_Work order:_ The required lines are those that contain "Felles"; pull them out of the data and copy them.

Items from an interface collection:

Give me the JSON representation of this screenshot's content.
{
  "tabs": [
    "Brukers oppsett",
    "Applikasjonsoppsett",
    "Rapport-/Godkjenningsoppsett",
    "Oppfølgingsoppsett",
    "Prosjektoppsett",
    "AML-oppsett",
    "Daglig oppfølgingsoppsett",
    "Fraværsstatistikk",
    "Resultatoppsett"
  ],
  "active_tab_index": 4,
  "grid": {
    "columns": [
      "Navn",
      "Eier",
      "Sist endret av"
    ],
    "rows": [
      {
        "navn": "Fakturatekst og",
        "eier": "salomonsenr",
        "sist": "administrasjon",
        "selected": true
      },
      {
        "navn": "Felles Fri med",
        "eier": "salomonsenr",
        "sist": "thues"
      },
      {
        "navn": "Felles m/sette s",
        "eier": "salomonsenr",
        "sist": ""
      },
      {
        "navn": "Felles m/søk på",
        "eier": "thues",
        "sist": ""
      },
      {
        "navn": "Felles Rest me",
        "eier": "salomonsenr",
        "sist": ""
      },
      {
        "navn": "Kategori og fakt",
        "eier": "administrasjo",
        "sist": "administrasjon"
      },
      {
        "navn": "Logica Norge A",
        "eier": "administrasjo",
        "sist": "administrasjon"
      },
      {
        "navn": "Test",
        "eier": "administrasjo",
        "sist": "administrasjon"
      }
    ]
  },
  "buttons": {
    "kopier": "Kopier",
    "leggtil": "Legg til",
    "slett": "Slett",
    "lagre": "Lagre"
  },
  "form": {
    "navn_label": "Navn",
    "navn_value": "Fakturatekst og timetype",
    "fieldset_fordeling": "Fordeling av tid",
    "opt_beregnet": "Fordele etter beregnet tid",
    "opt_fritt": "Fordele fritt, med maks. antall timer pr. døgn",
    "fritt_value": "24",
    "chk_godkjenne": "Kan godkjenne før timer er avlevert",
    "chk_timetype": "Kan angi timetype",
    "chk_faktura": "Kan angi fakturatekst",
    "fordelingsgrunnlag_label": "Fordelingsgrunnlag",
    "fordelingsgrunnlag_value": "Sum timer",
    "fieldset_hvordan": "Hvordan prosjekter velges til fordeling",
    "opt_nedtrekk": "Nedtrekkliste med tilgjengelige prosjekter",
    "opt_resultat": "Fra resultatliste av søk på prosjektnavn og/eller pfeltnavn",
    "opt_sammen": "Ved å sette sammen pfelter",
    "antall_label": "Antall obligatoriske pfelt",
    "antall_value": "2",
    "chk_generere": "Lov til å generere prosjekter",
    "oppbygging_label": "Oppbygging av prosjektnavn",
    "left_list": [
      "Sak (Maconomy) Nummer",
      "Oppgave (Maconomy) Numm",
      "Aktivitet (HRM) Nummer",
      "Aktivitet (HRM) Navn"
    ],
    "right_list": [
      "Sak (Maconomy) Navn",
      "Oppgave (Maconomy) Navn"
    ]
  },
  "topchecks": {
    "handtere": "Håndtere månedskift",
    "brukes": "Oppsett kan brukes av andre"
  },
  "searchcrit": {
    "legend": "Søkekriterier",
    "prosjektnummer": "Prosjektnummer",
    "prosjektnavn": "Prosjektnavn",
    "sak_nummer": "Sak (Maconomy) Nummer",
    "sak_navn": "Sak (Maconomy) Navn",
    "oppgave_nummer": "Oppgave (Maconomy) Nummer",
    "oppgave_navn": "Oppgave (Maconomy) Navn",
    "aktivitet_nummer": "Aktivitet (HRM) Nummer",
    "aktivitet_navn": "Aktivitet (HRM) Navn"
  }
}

_Result of the task:_
        "navn": "Felles Fri med",
        "navn": "Felles m/sette s",
        "navn": "Felles m/søk på",
        "navn": "Felles Rest me",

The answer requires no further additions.